The U.S. House of Representatives on Thursday passed legislation that would effectively ban the sale of commercial aircraft to Iran after international sanctions were lifted against the country early this year.
The bill, however, faces opposition from Democrats in the Senate as well as the White House. The measure passed on a largely party-line 243-174 vote, with eight Democrats joining Republicans in support.
The Associated Press reports that the bill counters the U.S. Treasury Department’s authorization of Boeing and Airbus to sell plans to Iran in September. Both Chicago-based Boeing and French rival Airbus previously struck $25 billion deals with Iran Air.
The agency said that the licenses contained "strict conditions to ensure that the planes will be used exclusively for commercial passenger use and cannot be resold or transferred," and supporters argued that such deals could be worth thousands of manufacturing jobs.

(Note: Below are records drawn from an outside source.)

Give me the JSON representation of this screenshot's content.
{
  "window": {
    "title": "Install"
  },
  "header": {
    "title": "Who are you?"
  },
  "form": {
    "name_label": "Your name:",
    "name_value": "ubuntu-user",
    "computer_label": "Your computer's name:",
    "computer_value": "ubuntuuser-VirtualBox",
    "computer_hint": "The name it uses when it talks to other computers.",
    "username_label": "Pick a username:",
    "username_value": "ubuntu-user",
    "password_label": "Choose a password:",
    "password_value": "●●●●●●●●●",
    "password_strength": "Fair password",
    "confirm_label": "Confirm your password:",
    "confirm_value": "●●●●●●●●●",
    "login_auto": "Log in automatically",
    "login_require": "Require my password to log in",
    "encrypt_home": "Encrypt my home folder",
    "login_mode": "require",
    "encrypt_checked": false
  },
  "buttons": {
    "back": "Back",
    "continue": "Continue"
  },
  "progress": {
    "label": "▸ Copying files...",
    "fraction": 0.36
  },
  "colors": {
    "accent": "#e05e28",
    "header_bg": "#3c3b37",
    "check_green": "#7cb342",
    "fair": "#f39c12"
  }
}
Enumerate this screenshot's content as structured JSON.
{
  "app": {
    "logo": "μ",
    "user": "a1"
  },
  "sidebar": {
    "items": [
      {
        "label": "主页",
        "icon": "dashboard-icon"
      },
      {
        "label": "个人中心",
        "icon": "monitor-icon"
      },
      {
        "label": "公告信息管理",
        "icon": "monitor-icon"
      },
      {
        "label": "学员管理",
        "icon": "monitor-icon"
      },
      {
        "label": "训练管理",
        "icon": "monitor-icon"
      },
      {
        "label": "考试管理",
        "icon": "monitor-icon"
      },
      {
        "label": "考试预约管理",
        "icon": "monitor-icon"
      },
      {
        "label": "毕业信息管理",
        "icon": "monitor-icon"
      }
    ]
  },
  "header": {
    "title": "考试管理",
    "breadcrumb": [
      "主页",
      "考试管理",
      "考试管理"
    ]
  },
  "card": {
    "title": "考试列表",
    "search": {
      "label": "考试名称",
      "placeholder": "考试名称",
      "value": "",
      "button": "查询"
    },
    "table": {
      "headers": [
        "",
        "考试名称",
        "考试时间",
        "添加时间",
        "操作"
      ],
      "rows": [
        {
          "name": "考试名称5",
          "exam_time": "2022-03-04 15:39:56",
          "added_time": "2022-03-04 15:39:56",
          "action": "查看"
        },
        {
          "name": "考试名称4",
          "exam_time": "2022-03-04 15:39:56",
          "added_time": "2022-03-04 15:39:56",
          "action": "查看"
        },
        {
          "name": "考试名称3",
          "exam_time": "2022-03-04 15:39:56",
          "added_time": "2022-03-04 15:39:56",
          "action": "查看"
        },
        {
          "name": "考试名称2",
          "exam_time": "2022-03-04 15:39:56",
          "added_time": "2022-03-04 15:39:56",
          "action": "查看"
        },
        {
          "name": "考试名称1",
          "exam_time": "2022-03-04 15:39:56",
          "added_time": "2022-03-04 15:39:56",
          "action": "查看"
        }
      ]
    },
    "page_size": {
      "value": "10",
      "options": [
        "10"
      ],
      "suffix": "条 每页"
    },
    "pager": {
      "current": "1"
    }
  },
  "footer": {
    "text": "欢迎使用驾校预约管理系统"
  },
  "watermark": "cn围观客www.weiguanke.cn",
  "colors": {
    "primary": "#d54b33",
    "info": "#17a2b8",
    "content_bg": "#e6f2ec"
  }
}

Republicans, however, said that Iran was a state sponsor of terrorism and that selling planes to the country would be irresponsible.
The bill, in effect, would prevent U.S. banks from completing aircraft sales by prohibiting the Treasury Department from issuing needed licenses, the AP reported.
The measure is unlikely to go anywhere in the lame-duck session, and Senate Democrats could oppose a similar effort in the next Congress.
The Treasury Department, however, could take a different stance toward the licenses under a Trump administration — and the fate of the nuclear agreement that lifted the sanctions in the first place remains unclear under Trump.